INSTRUCTIONS FOR THE TASK:
Wherever "date" appears in a line of the listing, report that line.

DATA SHOWN:
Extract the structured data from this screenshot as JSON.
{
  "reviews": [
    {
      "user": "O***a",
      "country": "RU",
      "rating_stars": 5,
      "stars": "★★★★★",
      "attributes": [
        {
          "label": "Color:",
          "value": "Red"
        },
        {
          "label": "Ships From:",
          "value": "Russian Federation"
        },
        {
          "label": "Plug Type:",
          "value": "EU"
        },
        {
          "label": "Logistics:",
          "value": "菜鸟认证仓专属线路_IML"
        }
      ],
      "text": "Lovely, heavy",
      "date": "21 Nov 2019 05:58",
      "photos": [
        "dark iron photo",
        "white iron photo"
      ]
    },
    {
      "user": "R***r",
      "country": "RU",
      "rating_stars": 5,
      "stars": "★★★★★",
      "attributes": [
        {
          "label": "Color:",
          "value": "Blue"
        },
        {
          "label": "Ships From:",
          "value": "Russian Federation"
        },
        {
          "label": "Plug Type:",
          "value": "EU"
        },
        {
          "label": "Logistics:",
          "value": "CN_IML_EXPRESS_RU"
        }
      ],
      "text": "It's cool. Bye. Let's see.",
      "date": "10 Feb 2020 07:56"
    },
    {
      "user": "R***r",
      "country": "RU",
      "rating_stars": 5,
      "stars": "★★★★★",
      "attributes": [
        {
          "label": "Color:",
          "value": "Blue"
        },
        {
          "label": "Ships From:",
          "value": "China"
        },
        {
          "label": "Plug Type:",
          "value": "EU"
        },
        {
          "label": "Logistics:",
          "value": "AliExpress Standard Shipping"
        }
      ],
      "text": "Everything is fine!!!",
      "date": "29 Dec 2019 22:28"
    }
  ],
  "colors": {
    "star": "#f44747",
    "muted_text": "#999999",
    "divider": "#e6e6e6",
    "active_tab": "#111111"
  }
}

RESULT BELOW:
      "date": "21 Nov 2019 05:58",
      "date": "10 Feb 2020 07:56"
      "date": "29 Dec 2019 22:28"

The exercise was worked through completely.